Science News reports on a recently published study regarding the hot, rocky exoplanets outside our solar system, and how they might not have always looked the same as we’re seeing them now.
According to the study, rather than being formed as rocky planets all on their own, this new theory suggests that these planets were at one point similar in structure to our own Neptune. At some point in their history, though, their gaseous layer was burned or blown away by the planet’s star, leaving only a rocky core solidified by the planet’s own gravity, any kind of atmosphere now being completely gone.
This new research is important in that it allows us to better speculate as to how many planets could potentially be habitable beyond our own solar system. Previously, the numerous instances of planets sized similarly to Earth implied that our own planet’s existence isn’t as rare as we thought. However, this theory could potentially poke holes in that assumption, with Earth-like planets being far more rare than initially thought.
If the theory holds true, it would mean that most or all of the planets similar in size to our own did not actually start out as hot, rocky, and uninhabitable as we thought, having had their gas layers or atmospheres destroyed long ago to leave them in their current state.

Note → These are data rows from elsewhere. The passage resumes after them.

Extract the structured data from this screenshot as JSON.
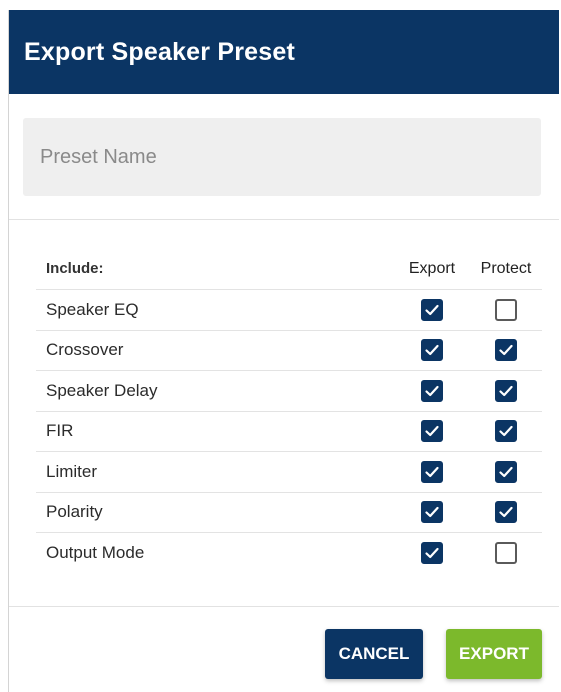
{
  "dialog": {
    "title": "Export Speaker Preset",
    "preset_name": {
      "value": "",
      "placeholder": "Preset Name"
    },
    "table": {
      "headers": {
        "include": "Include:",
        "export": "Export",
        "protect": "Protect"
      },
      "rows": [
        {
          "label": "Speaker EQ",
          "export": true,
          "protect": false
        },
        {
          "label": "Crossover",
          "export": true,
          "protect": true
        },
        {
          "label": "Speaker Delay",
          "export": true,
          "protect": true
        },
        {
          "label": "FIR",
          "export": true,
          "protect": true
        },
        {
          "label": "Limiter",
          "export": true,
          "protect": true
        },
        {
          "label": "Polarity",
          "export": true,
          "protect": true
        },
        {
          "label": "Output Mode",
          "export": true,
          "protect": false
        }
      ]
    },
    "buttons": {
      "cancel": "CANCEL",
      "export": "EXPORT"
    },
    "colors": {
      "primary": "#0b3564",
      "accent": "#7cb92c"
    }
  }
}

Currently, Earth-like planets are categorized as either super-Earths (1 to 1.5 times Earth’s size) or mini-Neptunes (2.5 to 4 times Earth’s size). The new research suggests that these planets may, in fact, have been one in the same at one point, with the super-Earths simply losing their atmospheres due to stellar winds and other outside effects.
One major piece of evidence for this theory involves the size of the planets, as well. With the previous theory of how planets were formed in a solar system, it held that large, gaseous planets would almost always be bigger and farther out from a star than small, rocky planets, with less material available to form the latter of the two sets of planets. These new discoveries seem to disprove this as a rule, however, with small, gaseous mini-Neptunes further out from a star with larger rocky super-Earths closer to it.
Super-Earths, despite the majority of them being too close to a star to sustain life as we know it, are typically counted among the number of known planets with the potential to sustain life in the universe. Professor Vincent Van Eylen of Leiden University and his team hope to challenge this assumption with their research, urging caution with assuming any rocky planet outside our own solar system could sustain life.